Data records for software interfaces:
......
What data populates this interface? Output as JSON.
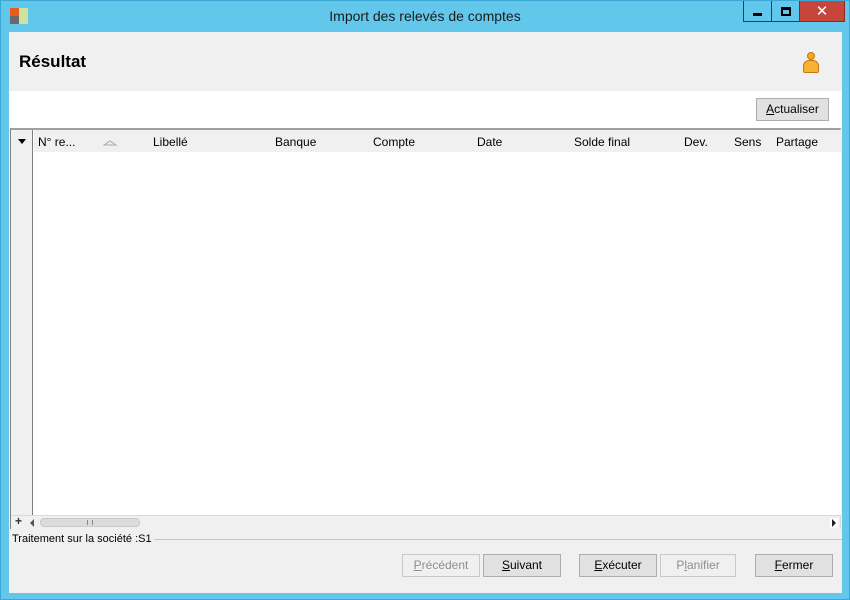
{
  "window": {
    "title": "Import des relevés de comptes",
    "close_glyph": "✕"
  },
  "header": {
    "title": "Résultat",
    "user_icon": "user-icon"
  },
  "toolbar": {
    "refresh_label_accel": "A",
    "refresh_label_rest": "ctualiser"
  },
  "grid": {
    "columns": [
      "N° re...",
      "Libellé",
      "Banque",
      "Compte",
      "Date",
      "Solde final",
      "Dev.",
      "Sens",
      "Partage"
    ],
    "add_glyph": "+"
  },
  "status": {
    "text": "Traitement sur la société :S1"
  },
  "buttons": {
    "prev_accel": "P",
    "prev_rest": "récédent",
    "next_accel": "S",
    "next_rest": "uivant",
    "exec_accel": "E",
    "exec_rest": "xécuter",
    "plan_pre": "P",
    "plan_accel": "l",
    "plan_rest": "anifier",
    "close_accel": "F",
    "close_rest": "ermer"
  }
}
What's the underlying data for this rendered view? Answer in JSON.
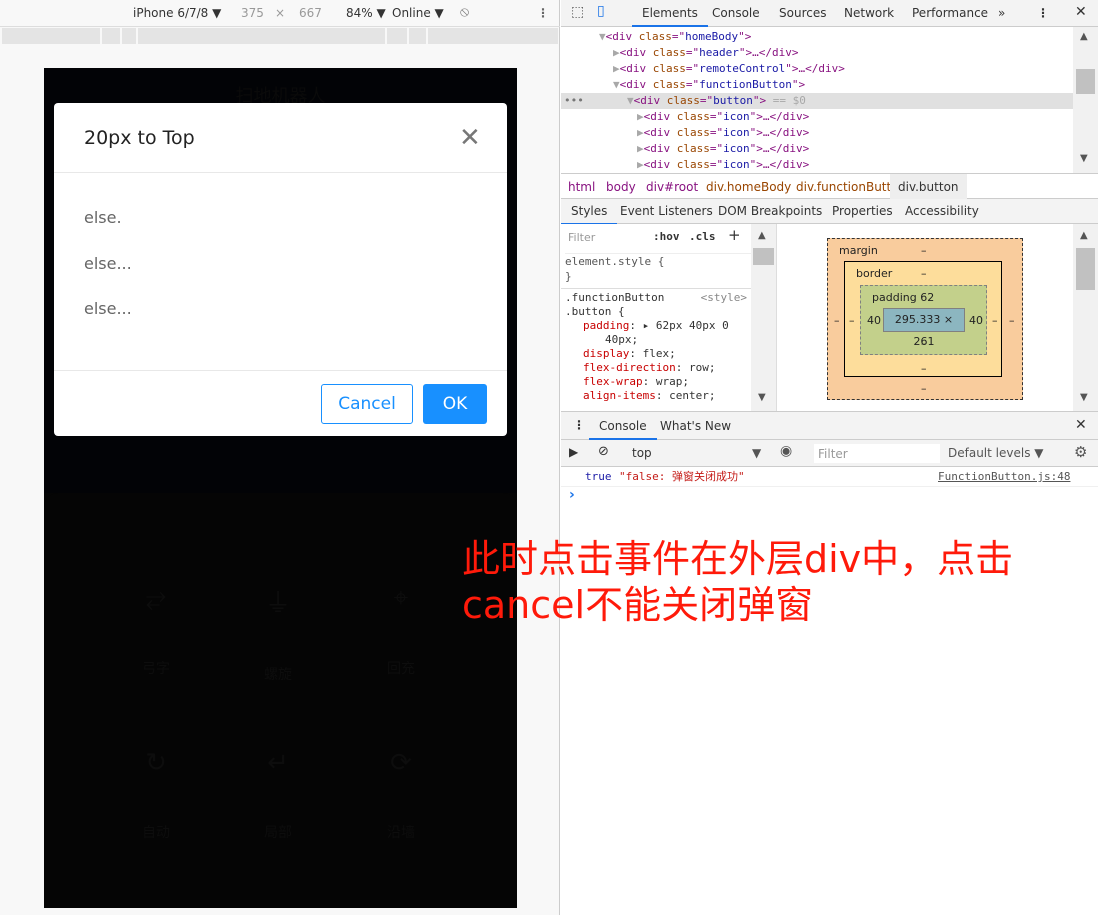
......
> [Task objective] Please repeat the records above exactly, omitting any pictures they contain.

> [Solution to the exercise]
What data populates this interface? Output as JSON.
{
  "window": {
    "title": "Import des relevés de comptes",
    "close_glyph": "✕"
  },
  "header": {
    "title": "Résultat",
    "user_icon": "user-icon"
  },
  "toolbar": {
    "refresh_label_accel": "A",
    "refresh_label_rest": "ctualiser"
  },
  "grid": {
    "columns": [
      "N° re...",
      "Libellé",
      "Banque",
      "Compte",
      "Date",
      "Solde final",
      "Dev.",
      "Sens",
      "Partage"
    ],
    "add_glyph": "+"
  },
  "status": {
    "text": "Traitement sur la société :S1"
  },
  "buttons": {
    "prev_accel": "P",
    "prev_rest": "récédent",
    "next_accel": "S",
    "next_rest": "uivant",
    "exec_accel": "E",
    "exec_rest": "xécuter",
    "plan_pre": "P",
    "plan_accel": "l",
    "plan_rest": "anifier",
    "close_accel": "F",
    "close_rest": "ermer"
  }
}
What's the underlying data for this rendered view? Answer in JSON.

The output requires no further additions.